● **INFORMATION SHOWN**:
-*-*-
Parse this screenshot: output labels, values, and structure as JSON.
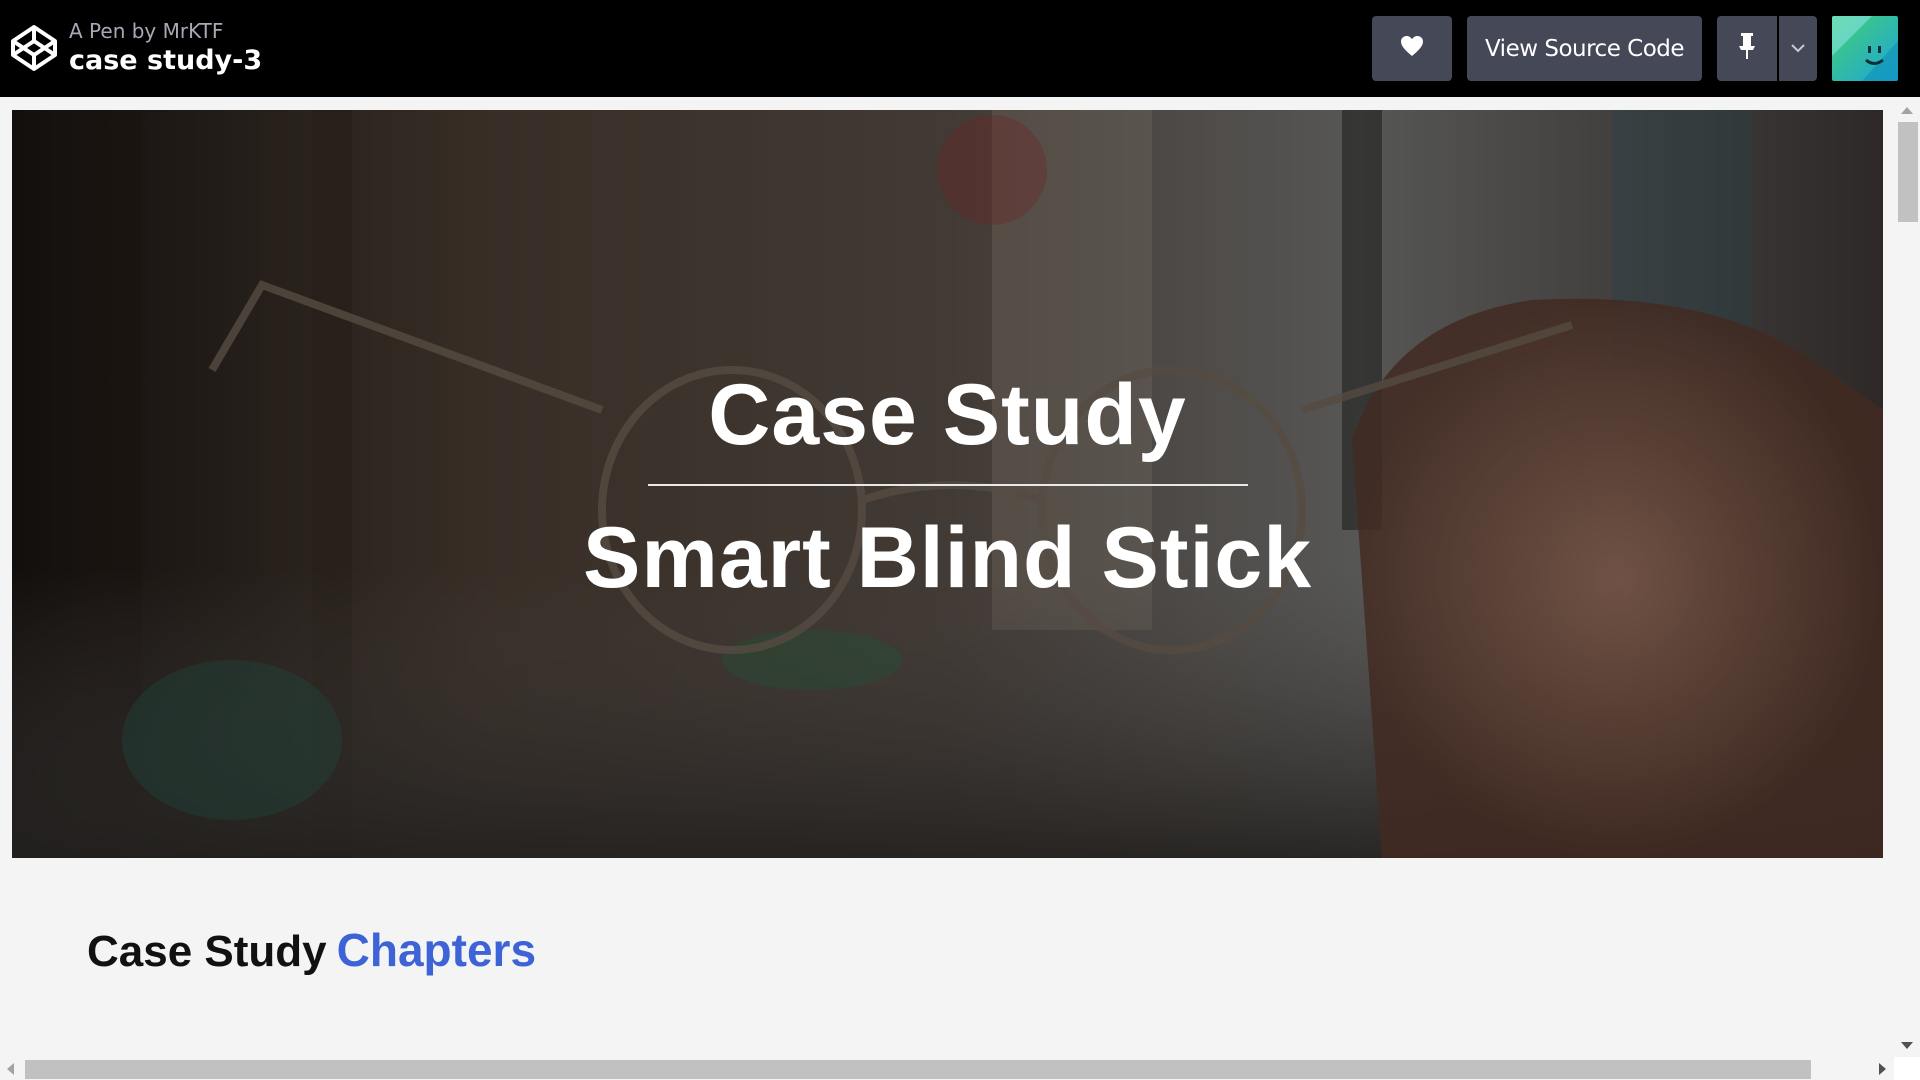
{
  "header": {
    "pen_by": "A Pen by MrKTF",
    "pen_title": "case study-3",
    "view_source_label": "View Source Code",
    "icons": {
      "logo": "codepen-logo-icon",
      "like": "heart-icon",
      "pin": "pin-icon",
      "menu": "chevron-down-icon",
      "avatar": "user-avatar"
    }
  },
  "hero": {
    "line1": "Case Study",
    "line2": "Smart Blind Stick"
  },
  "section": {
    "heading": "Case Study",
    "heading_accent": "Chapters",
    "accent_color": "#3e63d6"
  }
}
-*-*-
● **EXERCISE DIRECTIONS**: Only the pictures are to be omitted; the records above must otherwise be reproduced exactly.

● **SOLUTION FOR THIS TASK**:
Parse this screenshot: output labels, values, and structure as JSON.
{
  "header": {
    "pen_by": "A Pen by MrKTF",
    "pen_title": "case study-3",
    "view_source_label": "View Source Code",
    "icons": {
      "logo": "codepen-logo-icon",
      "like": "heart-icon",
      "pin": "pin-icon",
      "menu": "chevron-down-icon",
      "avatar": "user-avatar"
    }
  },
  "hero": {
    "line1": "Case Study",
    "line2": "Smart Blind Stick"
  },
  "section": {
    "heading": "Case Study",
    "heading_accent": "Chapters",
    "accent_color": "#3e63d6"
  }
}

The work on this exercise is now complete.